(DATA TO EXAMINE)

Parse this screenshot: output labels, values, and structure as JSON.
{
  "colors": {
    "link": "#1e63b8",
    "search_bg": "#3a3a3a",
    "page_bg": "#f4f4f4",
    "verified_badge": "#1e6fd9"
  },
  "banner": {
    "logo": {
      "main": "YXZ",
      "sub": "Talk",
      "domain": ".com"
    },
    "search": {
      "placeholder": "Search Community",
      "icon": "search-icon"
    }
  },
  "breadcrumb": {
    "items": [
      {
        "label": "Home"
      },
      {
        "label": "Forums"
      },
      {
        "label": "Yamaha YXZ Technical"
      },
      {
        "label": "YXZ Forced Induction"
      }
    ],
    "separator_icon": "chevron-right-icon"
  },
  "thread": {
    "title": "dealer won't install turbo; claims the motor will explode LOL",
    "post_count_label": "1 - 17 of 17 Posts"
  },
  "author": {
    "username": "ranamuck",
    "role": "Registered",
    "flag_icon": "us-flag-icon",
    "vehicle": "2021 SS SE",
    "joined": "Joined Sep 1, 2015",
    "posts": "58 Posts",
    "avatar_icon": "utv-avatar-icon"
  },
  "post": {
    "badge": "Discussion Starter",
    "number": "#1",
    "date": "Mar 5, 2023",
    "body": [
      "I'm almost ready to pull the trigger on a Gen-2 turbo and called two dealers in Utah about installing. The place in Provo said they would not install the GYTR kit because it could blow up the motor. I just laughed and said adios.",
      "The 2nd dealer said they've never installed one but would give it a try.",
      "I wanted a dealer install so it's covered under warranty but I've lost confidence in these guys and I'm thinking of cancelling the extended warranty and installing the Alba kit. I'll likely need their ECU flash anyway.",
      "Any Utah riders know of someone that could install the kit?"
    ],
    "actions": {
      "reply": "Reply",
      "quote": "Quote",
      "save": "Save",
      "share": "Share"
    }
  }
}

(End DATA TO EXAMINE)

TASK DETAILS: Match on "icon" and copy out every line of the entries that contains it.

RESULT BELOW:
      "icon": "search-icon"
    "separator_icon": "chevron-right-icon"
    "flag_icon": "us-flag-icon",
    "avatar_icon": "utv-avatar-icon"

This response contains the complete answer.